*What is being asked*:
Each entry must appear in the answer exactly as written.

*** Opening Dataset excerpts ***

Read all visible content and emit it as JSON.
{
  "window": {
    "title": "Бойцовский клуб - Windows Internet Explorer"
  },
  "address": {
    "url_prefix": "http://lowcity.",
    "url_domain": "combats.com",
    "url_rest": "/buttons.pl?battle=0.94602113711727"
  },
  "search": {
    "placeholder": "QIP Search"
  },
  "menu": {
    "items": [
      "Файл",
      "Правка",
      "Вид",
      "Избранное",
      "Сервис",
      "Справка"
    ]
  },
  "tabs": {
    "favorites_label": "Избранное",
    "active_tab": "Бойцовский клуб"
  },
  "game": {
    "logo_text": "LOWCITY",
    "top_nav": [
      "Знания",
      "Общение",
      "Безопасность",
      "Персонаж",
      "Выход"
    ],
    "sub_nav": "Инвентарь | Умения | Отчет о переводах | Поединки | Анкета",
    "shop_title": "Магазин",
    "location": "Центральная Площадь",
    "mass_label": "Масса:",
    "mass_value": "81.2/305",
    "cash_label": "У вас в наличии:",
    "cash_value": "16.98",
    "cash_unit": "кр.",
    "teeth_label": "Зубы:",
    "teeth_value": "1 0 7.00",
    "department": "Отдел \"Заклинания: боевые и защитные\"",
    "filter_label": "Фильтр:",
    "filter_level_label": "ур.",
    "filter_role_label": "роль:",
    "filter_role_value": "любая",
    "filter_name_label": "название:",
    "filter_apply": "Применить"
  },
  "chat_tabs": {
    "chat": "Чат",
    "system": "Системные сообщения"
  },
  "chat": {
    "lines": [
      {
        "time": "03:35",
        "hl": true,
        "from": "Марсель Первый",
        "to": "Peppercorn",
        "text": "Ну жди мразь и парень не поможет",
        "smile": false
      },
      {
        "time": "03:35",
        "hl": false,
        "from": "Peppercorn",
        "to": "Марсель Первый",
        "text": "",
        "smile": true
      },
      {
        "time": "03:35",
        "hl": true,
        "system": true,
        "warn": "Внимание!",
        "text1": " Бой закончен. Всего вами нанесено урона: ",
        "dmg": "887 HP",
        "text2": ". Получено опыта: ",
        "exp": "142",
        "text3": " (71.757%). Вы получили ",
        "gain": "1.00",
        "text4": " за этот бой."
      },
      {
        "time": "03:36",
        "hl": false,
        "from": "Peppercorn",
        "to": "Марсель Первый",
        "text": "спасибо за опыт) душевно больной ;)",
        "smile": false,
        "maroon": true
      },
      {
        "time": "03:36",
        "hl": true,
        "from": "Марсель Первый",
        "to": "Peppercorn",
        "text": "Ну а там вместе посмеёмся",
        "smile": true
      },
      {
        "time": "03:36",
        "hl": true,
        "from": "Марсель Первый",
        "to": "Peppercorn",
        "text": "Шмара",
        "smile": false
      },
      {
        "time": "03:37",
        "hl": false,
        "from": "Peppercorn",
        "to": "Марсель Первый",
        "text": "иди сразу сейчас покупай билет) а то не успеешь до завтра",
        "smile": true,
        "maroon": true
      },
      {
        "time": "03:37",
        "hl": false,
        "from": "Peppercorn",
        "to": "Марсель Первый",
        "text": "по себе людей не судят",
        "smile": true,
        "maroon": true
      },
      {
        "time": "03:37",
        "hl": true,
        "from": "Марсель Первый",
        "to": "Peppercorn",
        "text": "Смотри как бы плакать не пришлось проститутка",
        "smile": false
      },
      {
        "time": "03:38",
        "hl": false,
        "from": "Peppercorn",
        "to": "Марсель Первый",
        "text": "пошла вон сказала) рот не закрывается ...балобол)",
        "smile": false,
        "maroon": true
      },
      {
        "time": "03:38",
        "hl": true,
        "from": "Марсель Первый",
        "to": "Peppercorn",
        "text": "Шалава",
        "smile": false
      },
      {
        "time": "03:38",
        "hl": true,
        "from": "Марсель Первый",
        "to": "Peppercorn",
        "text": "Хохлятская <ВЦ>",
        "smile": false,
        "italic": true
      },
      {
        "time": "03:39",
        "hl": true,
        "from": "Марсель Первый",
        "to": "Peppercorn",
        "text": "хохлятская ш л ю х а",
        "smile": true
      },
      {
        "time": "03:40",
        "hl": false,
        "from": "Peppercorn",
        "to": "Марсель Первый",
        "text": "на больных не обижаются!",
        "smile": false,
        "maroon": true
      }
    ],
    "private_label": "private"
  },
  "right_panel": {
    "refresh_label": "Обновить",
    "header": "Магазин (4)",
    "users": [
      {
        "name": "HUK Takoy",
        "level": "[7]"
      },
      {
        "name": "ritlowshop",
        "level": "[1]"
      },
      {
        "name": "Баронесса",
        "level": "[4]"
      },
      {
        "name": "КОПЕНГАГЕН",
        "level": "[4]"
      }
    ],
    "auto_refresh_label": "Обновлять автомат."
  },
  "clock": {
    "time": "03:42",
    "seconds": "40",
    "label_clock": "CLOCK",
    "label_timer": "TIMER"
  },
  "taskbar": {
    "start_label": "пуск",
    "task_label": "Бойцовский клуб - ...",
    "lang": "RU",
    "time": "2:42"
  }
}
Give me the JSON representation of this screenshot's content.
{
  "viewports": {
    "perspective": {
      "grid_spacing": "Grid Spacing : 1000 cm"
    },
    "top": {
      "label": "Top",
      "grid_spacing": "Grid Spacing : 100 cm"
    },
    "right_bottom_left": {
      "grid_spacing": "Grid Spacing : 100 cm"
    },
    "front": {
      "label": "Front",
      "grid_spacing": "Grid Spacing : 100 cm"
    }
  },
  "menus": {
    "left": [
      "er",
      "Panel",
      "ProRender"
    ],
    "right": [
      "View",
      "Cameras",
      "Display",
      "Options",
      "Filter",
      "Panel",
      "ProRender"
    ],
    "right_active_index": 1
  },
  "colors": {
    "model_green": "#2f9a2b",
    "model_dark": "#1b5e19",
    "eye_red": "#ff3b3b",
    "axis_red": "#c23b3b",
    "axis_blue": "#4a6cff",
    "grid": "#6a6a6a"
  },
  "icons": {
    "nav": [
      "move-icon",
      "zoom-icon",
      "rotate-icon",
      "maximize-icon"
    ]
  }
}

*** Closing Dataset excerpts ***

*Answer for this exercise*:
Read all visible content and emit it as JSON.
{
  "window": {
    "title": "Бойцовский клуб - Windows Internet Explorer"
  },
  "address": {
    "url_prefix": "http://lowcity.",
    "url_domain": "combats.com",
    "url_rest": "/buttons.pl?battle=0.94602113711727"
  },
  "search": {
    "placeholder": "QIP Search"
  },
  "menu": {
    "items": [
      "Файл",
      "Правка",
      "Вид",
      "Избранное",
      "Сервис",
      "Справка"
    ]
  },
  "tabs": {
    "favorites_label": "Избранное",
    "active_tab": "Бойцовский клуб"
  },
  "game": {
    "logo_text": "LOWCITY",
    "top_nav": [
      "Знания",
      "Общение",
      "Безопасность",
      "Персонаж",
      "Выход"
    ],
    "sub_nav": "Инвентарь | Умения | Отчет о переводах | Поединки | Анкета",
    "shop_title": "Магазин",
    "location": "Центральная Площадь",
    "mass_label": "Масса:",
    "mass_value": "81.2/305",
    "cash_label": "У вас в наличии:",
    "cash_value": "16.98",
    "cash_unit": "кр.",
    "teeth_label": "Зубы:",
    "teeth_value": "1 0 7.00",
    "department": "Отдел \"Заклинания: боевые и защитные\"",
    "filter_label": "Фильтр:",
    "filter_level_label": "ур.",
    "filter_role_label": "роль:",
    "filter_role_value": "любая",
    "filter_name_label": "название:",
    "filter_apply": "Применить"
  },
  "chat_tabs": {
    "chat": "Чат",
    "system": "Системные сообщения"
  },
  "chat": {
    "lines": [
      {
        "time": "03:35",
        "hl": true,
        "from": "Марсель Первый",
        "to": "Peppercorn",
        "text": "Ну жди мразь и парень не поможет",
        "smile": false
      },
      {
        "time": "03:35",
        "hl": false,
        "from": "Peppercorn",
        "to": "Марсель Первый",
        "text": "",
        "smile": true
      },
      {
        "time": "03:35",
        "hl": true,
        "system": true,
        "warn": "Внимание!",
        "text1": " Бой закончен. Всего вами нанесено урона: ",
        "dmg": "887 HP",
        "text2": ". Получено опыта: ",
        "exp": "142",
        "text3": " (71.757%). Вы получили ",
        "gain": "1.00",
        "text4": " за этот бой."
      },
      {
        "time": "03:36",
        "hl": false,
        "from": "Peppercorn",
        "to": "Марсель Первый",
        "text": "спасибо за опыт) душевно больной ;)",
        "smile": false,
        "maroon": true
      },
      {
        "time": "03:36",
        "hl": true,
        "from": "Марсель Первый",
        "to": "Peppercorn",
        "text": "Ну а там вместе посмеёмся",
        "smile": true
      },
      {
        "time": "03:36",
        "hl": true,
        "from": "Марсель Первый",
        "to": "Peppercorn",
        "text": "Шмара",
        "smile": false
      },
      {
        "time": "03:37",
        "hl": false,
        "from": "Peppercorn",
        "to": "Марсель Первый",
        "text": "иди сразу сейчас покупай билет) а то не успеешь до завтра",
        "smile": true,
        "maroon": true
      },
      {
        "time": "03:37",
        "hl": false,
        "from": "Peppercorn",
        "to": "Марсель Первый",
        "text": "по себе людей не судят",
        "smile": true,
        "maroon": true
      },
      {
        "time": "03:37",
        "hl": true,
        "from": "Марсель Первый",
        "to": "Peppercorn",
        "text": "Смотри как бы плакать не пришлось проститутка",
        "smile": false
      },
      {
        "time": "03:38",
        "hl": false,
        "from": "Peppercorn",
        "to": "Марсель Первый",
        "text": "пошла вон сказала) рот не закрывается ...балобол)",
        "smile": false,
        "maroon": true
      },
      {
        "time": "03:38",
        "hl": true,
        "from": "Марсель Первый",
        "to": "Peppercorn",
        "text": "Шалава",
        "smile": false
      },
      {
        "time": "03:38",
        "hl": true,
        "from": "Марсель Первый",
        "to": "Peppercorn",
        "text": "Хохлятская <ВЦ>",
        "smile": false,
        "italic": true
      },
      {
        "time": "03:39",
        "hl": true,
        "from": "Марсель Первый",
        "to": "Peppercorn",
        "text": "хохлятская ш л ю х а",
        "smile": true
      },
      {
        "time": "03:40",
        "hl": false,
        "from": "Peppercorn",
        "to": "Марсель Первый",
        "text": "на больных не обижаются!",
        "smile": false,
        "maroon": true
      }
    ],
    "private_label": "private"
  },
  "right_panel": {
    "refresh_label": "Обновить",
    "header": "Магазин (4)",
    "users": [
      {
        "name": "HUK Takoy",
        "level": "[7]"
      },
      {
        "name": "ritlowshop",
        "level": "[1]"
      },
      {
        "name": "Баронесса",
        "level": "[4]"
      },
      {
        "name": "КОПЕНГАГЕН",
        "level": "[4]"
      }
    ],
    "auto_refresh_label": "Обновлять автомат."
  },
  "clock": {
    "time": "03:42",
    "seconds": "40",
    "label_clock": "CLOCK",
    "label_timer": "TIMER"
  },
  "taskbar": {
    "start_label": "пуск",
    "task_label": "Бойцовский клуб - ...",
    "lang": "RU",
    "time": "2:42"
  }
}
Give me the JSON representation of this screenshot's content.
{
  "viewports": {
    "perspective": {
      "grid_spacing": "Grid Spacing : 1000 cm"
    },
    "top": {
      "label": "Top",
      "grid_spacing": "Grid Spacing : 100 cm"
    },
    "right_bottom_left": {
      "grid_spacing": "Grid Spacing : 100 cm"
    },
    "front": {
      "label": "Front",
      "grid_spacing": "Grid Spacing : 100 cm"
    }
  },
  "menus": {
    "left": [
      "er",
      "Panel",
      "ProRender"
    ],
    "right": [
      "View",
      "Cameras",
      "Display",
      "Options",
      "Filter",
      "Panel",
      "ProRender"
    ],
    "right_active_index": 1
  },
  "colors": {
    "model_green": "#2f9a2b",
    "model_dark": "#1b5e19",
    "eye_red": "#ff3b3b",
    "axis_red": "#c23b3b",
    "axis_blue": "#4a6cff",
    "grid": "#6a6a6a"
  },
  "icons": {
    "nav": [
      "move-icon",
      "zoom-icon",
      "rotate-icon",
      "maximize-icon"
    ]
  }
}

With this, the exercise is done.